The bureau completed new nationwide rules in late 2017 in an attempt to prevent borrowers from becoming trapped in a cycle of debt. The principles had been caused by many years of research and work that is legislative had been fiercely compared at every step by loan providers, whom warned that the latest limitations would decimate their company. Industry officials said most of the nationвЂ™s 14,300 lender that is payday a comparable quantity of places in the us as Starbucks would need to shut.
The centerpiece that is regulationвЂ™s its requirement that lenders underwrite many loans by verifying borrowersвЂ™ income and debts to ascertain if they could manage to spend the loans right back while fulfilling other bills. Making loans that consumers lacked the earnings to settle ended up being abusive andвЂњunfair,вЂќ the customer bureau stated at that time.
But under President Trump, the agency has shifted program and been friendlier towards the organizations it regulates.
This year in June, the consumer bureauвЂ™s acting director, Mick Mulvaney, who is now Mr. TrumpвЂ™s acting chief of staff, sided with two trade groups and asked a judge to prevent the new rules from taking effect. On Wednesday, the agency sought to postpone the underwriting provisionвЂ™s effective date to belated 2020 from August, offering it time and energy to have the necessary administrative actions to strike it straight down. Delaying the necessity would protect at the least $4 billion in product sales that loan providers would otherwise lose, the bureau stated.
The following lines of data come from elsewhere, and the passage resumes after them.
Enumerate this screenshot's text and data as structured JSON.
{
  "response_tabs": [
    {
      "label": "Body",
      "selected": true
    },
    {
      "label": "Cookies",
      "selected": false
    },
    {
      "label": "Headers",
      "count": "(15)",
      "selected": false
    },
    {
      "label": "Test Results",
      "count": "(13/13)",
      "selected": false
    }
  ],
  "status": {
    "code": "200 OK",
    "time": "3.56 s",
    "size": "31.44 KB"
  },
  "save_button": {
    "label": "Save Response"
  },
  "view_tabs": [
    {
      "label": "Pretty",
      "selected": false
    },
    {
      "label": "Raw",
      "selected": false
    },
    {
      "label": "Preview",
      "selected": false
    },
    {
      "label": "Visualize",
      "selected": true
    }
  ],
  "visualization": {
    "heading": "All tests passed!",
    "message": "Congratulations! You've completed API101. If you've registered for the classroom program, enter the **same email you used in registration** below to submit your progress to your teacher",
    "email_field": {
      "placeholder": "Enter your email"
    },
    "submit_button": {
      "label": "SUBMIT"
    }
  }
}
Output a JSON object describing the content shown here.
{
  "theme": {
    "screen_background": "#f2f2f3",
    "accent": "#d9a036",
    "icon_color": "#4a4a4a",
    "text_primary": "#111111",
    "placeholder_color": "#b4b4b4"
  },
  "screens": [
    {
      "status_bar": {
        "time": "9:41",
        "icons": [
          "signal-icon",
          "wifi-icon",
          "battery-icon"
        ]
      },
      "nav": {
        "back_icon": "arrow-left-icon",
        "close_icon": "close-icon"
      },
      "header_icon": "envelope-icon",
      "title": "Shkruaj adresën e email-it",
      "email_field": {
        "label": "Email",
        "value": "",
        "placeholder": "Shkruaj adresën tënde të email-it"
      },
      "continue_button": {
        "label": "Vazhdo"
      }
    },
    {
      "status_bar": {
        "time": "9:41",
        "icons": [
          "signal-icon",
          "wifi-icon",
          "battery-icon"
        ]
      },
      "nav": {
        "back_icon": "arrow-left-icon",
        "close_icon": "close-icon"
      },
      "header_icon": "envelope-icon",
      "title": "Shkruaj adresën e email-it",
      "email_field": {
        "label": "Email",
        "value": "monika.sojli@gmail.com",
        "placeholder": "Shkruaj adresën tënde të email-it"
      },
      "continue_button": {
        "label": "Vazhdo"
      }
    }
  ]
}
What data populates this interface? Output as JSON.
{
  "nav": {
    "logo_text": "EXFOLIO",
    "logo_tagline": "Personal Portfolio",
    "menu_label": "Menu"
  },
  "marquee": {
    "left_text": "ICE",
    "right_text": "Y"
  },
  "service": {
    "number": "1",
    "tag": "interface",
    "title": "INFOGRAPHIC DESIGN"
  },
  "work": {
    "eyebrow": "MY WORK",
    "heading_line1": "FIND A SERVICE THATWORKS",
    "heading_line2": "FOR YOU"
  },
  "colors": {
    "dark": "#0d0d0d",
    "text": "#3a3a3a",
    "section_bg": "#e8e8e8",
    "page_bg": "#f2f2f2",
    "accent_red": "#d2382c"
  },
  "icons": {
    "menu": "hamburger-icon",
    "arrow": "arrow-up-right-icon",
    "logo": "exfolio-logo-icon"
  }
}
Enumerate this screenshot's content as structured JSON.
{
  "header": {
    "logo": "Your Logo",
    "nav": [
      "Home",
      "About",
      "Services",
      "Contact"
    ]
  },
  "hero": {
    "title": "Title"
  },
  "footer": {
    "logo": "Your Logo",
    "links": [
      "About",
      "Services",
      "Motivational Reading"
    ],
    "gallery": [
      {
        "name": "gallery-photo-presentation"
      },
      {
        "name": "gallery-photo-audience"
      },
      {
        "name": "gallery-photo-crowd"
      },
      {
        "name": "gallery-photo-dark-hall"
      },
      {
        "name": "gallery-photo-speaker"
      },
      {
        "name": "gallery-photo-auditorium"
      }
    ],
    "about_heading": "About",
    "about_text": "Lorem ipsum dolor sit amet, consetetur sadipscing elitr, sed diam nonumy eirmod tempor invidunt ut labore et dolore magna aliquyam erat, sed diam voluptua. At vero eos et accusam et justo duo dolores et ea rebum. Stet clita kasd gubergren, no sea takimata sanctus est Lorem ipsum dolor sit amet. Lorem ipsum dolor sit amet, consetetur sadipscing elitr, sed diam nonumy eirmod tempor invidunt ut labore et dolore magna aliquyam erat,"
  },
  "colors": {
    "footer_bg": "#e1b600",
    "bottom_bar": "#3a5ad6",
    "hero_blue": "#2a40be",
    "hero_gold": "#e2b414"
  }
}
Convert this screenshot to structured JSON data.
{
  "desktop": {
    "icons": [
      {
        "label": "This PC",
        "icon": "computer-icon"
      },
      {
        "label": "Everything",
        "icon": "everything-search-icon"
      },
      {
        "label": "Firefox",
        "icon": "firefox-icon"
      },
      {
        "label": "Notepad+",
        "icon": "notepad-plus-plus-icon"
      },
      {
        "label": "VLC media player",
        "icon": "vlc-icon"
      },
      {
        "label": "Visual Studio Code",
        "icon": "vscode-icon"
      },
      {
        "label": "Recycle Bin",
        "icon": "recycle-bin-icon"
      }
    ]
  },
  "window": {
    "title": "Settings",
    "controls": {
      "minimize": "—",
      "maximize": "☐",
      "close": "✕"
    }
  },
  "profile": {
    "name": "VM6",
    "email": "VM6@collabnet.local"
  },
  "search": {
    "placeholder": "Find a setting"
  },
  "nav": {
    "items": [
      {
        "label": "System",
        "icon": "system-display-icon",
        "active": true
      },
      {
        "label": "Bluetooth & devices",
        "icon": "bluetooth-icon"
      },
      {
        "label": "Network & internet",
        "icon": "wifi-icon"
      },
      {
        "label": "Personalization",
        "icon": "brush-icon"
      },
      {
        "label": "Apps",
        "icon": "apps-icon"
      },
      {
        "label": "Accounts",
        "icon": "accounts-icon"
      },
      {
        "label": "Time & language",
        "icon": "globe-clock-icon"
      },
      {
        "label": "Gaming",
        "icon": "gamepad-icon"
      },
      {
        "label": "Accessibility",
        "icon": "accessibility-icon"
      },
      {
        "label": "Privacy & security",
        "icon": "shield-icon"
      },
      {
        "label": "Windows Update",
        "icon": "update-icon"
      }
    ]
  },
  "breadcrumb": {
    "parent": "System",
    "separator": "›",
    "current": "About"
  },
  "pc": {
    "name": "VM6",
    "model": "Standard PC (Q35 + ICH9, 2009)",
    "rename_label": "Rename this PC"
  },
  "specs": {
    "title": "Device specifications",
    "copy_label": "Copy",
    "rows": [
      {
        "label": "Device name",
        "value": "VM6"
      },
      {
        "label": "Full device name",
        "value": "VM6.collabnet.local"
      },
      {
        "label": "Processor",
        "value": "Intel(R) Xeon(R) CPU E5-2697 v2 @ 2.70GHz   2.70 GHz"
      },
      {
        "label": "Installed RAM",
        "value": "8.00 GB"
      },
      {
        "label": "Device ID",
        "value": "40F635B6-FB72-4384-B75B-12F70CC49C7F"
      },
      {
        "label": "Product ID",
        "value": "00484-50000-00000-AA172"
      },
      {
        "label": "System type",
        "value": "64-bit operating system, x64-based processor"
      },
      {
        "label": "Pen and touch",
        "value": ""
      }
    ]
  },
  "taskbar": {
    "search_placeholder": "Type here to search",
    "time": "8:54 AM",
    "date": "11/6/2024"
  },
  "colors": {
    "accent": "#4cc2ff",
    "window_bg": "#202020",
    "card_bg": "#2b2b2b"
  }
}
Loan providers praised the changes but stated they wished the bureau had opted further. Town Financial solutions Association of America, a trade team that filed case year that is last federal court to prevent every one of the brand new limitations, stated it was happy the bureau had been repairing a few of the ruleвЂ™s вЂњcritical flaws,вЂќ but that issues remained. Limitations on payday financing вЂњwill push customers into dangerous, harmful options,вЂќ said Dennis Shaul, the groupвЂ™s chief executive. The trade team shall continue its litigation to overturn the guidelines, he stated.
The agency has penalized a few payday loan providers since Ms. Kraninger took workplace in December, even though it has allow them to off with reasonably light monetary charges. Final thirty days, the bureau punished Enova, which operates the online loan provider CashNetUSA, for neglecting to honor guaranteed loan extensions as well as for debiting customersвЂ™ bank accounts without authorization. Enova, which received $29 million year that is last product product sales of $843 million, consented to alter its techniques and spend a $3.2 million fine. The bureauвЂ™s new proposition will most probably for general general public remark for 3 months. From then on, the agency can move ahead on making the noticeable modifications last.